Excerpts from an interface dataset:
☆ ☆ ☆ ☆
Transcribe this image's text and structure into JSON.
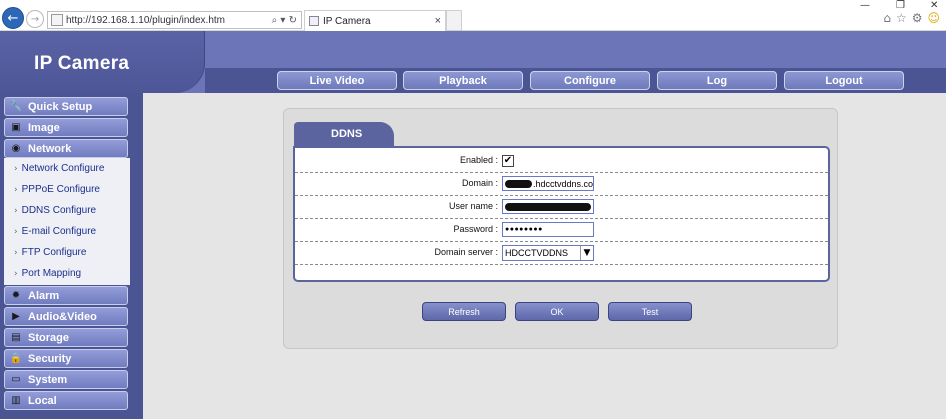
{
  "browser": {
    "url": "http://192.168.1.10/plugin/index.htm",
    "tab_title": "IP Camera",
    "addr_tools": "⌕ ▾ ↻",
    "tab_close": "×"
  },
  "app": {
    "title": "IP Camera"
  },
  "top_nav": [
    {
      "label": "Live Video"
    },
    {
      "label": "Playback"
    },
    {
      "label": "Configure"
    },
    {
      "label": "Log"
    },
    {
      "label": "Logout"
    }
  ],
  "sidebar": {
    "sections": [
      {
        "label": "Quick Setup",
        "icon": "wrench-icon"
      },
      {
        "label": "Image",
        "icon": "image-icon"
      },
      {
        "label": "Network",
        "icon": "network-icon"
      },
      {
        "label": "Alarm",
        "icon": "alarm-icon"
      },
      {
        "label": "Audio&Video",
        "icon": "video-camera-icon"
      },
      {
        "label": "Storage",
        "icon": "storage-icon"
      },
      {
        "label": "Security",
        "icon": "lock-icon"
      },
      {
        "label": "System",
        "icon": "system-icon"
      },
      {
        "label": "Local",
        "icon": "local-icon"
      }
    ],
    "network_items": [
      {
        "label": "Network Configure"
      },
      {
        "label": "PPPoE Configure"
      },
      {
        "label": "DDNS Configure"
      },
      {
        "label": "E-mail Configure"
      },
      {
        "label": "FTP Configure"
      },
      {
        "label": "Port Mapping"
      }
    ]
  },
  "ddns": {
    "tab_label": "DDNS",
    "fields": {
      "enabled_label": "Enabled :",
      "enabled_checked": true,
      "domain_label": "Domain :",
      "domain_value": ".hdcctvddns.co",
      "username_label": "User name :",
      "password_label": "Password :",
      "password_value": "●●●●●●●●",
      "server_label": "Domain server :",
      "server_value": "HDCCTVDDNS"
    },
    "buttons": {
      "refresh": "Refresh",
      "ok": "OK",
      "test": "Test"
    }
  }
}
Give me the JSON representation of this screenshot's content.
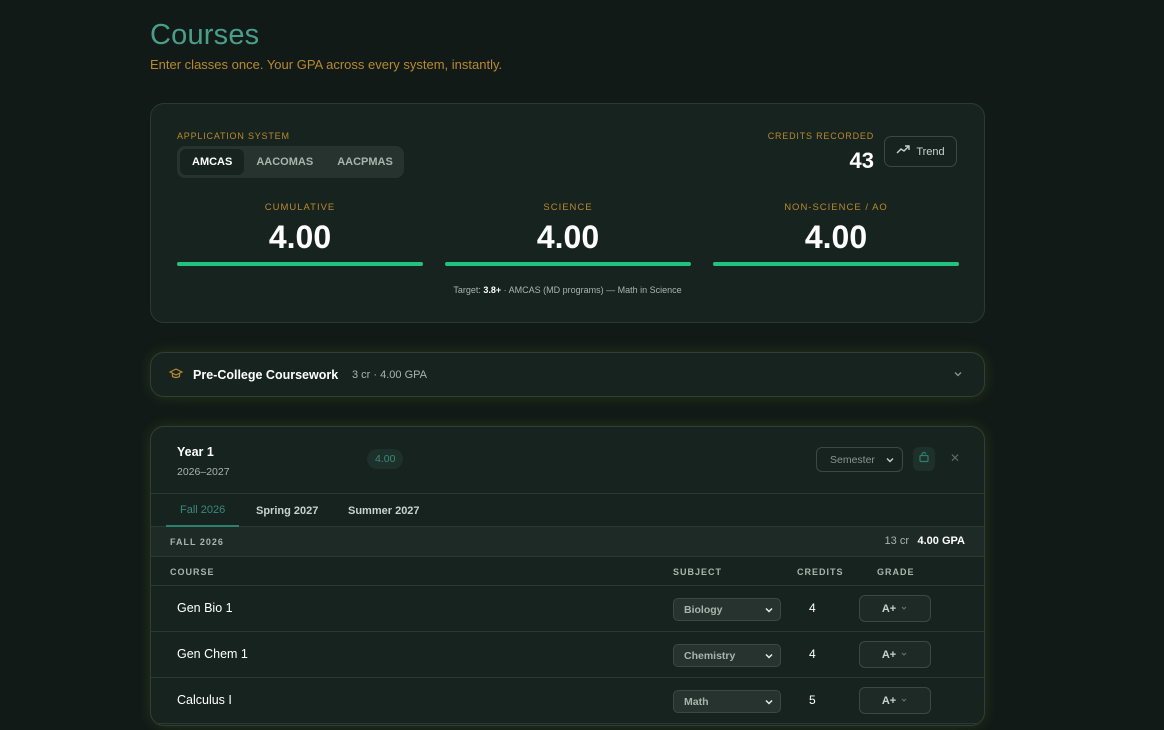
{
  "page": {
    "title": "Courses",
    "subtitle": "Enter classes once. Your GPA across every system, instantly."
  },
  "summary": {
    "system_label": "APPLICATION SYSTEM",
    "systems": [
      "AMCAS",
      "AACOMAS",
      "AACPMAS"
    ],
    "active_system": "AMCAS",
    "credits_label": "CREDITS RECORDED",
    "credits_value": "43",
    "trend_label": "Trend",
    "gpas": [
      {
        "label": "CUMULATIVE",
        "value": "4.00",
        "fill": 1.0
      },
      {
        "label": "SCIENCE",
        "value": "4.00",
        "fill": 1.0
      },
      {
        "label": "NON-SCIENCE / AO",
        "value": "4.00",
        "fill": 1.0
      }
    ],
    "target_prefix": "Target:",
    "target_value": "3.8+",
    "target_suffix": "· AMCAS (MD programs) — Math in Science",
    "bar_color": "#20c47f"
  },
  "precollege": {
    "icon": "graduation-cap-icon",
    "title": "Pre-College Coursework",
    "meta": "3 cr · 4.00 GPA"
  },
  "year": {
    "title": "Year 1",
    "range": "2026–2027",
    "gpa_pill": "4.00",
    "term_type": "Semester",
    "tabs": [
      "Fall 2026",
      "Spring 2027",
      "Summer 2027"
    ],
    "active_tab": "Fall 2026",
    "term": {
      "name": "FALL 2026",
      "credits": "13 cr",
      "gpa": "4.00 GPA"
    },
    "columns": [
      "COURSE",
      "SUBJECT",
      "CREDITS",
      "GRADE"
    ],
    "courses": [
      {
        "name": "Gen Bio 1",
        "subject": "Biology",
        "credits": "4",
        "grade": "A+"
      },
      {
        "name": "Gen Chem 1",
        "subject": "Chemistry",
        "credits": "4",
        "grade": "A+"
      },
      {
        "name": "Calculus I",
        "subject": "Math",
        "credits": "5",
        "grade": "A+"
      }
    ]
  }
}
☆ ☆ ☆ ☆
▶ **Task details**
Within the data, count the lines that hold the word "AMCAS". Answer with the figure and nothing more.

▶ **Answer space**
3